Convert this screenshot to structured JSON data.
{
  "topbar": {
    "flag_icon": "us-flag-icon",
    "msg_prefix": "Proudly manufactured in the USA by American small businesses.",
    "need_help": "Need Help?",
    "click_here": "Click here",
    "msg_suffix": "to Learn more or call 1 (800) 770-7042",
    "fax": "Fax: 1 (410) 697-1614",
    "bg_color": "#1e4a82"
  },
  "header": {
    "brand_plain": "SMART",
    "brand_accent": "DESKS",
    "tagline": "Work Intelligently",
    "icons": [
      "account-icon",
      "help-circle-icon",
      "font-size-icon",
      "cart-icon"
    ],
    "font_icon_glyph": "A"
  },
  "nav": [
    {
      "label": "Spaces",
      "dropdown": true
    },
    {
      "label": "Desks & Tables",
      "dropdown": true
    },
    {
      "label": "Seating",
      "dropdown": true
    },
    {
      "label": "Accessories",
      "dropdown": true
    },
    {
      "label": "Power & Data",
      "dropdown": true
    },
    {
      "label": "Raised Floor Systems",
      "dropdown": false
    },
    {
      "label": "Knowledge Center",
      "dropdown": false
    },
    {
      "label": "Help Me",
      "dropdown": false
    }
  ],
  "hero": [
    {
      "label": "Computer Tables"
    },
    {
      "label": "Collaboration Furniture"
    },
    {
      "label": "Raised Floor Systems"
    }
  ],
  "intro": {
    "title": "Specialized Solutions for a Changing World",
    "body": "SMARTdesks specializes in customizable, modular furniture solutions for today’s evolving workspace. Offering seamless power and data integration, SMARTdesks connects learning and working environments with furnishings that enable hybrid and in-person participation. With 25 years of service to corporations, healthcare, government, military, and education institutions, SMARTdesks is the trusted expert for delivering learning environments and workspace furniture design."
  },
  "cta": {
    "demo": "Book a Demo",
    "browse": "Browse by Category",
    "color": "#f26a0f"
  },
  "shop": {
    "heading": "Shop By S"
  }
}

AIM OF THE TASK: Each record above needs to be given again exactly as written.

RESULT FOR THIS TASK:
Convert this screenshot to structured JSON data.
{
  "topbar": {
    "flag_icon": "us-flag-icon",
    "msg_prefix": "Proudly manufactured in the USA by American small businesses.",
    "need_help": "Need Help?",
    "click_here": "Click here",
    "msg_suffix": "to Learn more or call 1 (800) 770-7042",
    "fax": "Fax: 1 (410) 697-1614",
    "bg_color": "#1e4a82"
  },
  "header": {
    "brand_plain": "SMART",
    "brand_accent": "DESKS",
    "tagline": "Work Intelligently",
    "icons": [
      "account-icon",
      "help-circle-icon",
      "font-size-icon",
      "cart-icon"
    ],
    "font_icon_glyph": "A"
  },
  "nav": [
    {
      "label": "Spaces",
      "dropdown": true
    },
    {
      "label": "Desks & Tables",
      "dropdown": true
    },
    {
      "label": "Seating",
      "dropdown": true
    },
    {
      "label": "Accessories",
      "dropdown": true
    },
    {
      "label": "Power & Data",
      "dropdown": true
    },
    {
      "label": "Raised Floor Systems",
      "dropdown": false
    },
    {
      "label": "Knowledge Center",
      "dropdown": false
    },
    {
      "label": "Help Me",
      "dropdown": false
    }
  ],
  "hero": [
    {
      "label": "Computer Tables"
    },
    {
      "label": "Collaboration Furniture"
    },
    {
      "label": "Raised Floor Systems"
    }
  ],
  "intro": {
    "title": "Specialized Solutions for a Changing World",
    "body": "SMARTdesks specializes in customizable, modular furniture solutions for today’s evolving workspace. Offering seamless power and data integration, SMARTdesks connects learning and working environments with furnishings that enable hybrid and in-person participation. With 25 years of service to corporations, healthcare, government, military, and education institutions, SMARTdesks is the trusted expert for delivering learning environments and workspace furniture design."
  },
  "cta": {
    "demo": "Book a Demo",
    "browse": "Browse by Category",
    "color": "#f26a0f"
  },
  "shop": {
    "heading": "Shop By S"
  }
}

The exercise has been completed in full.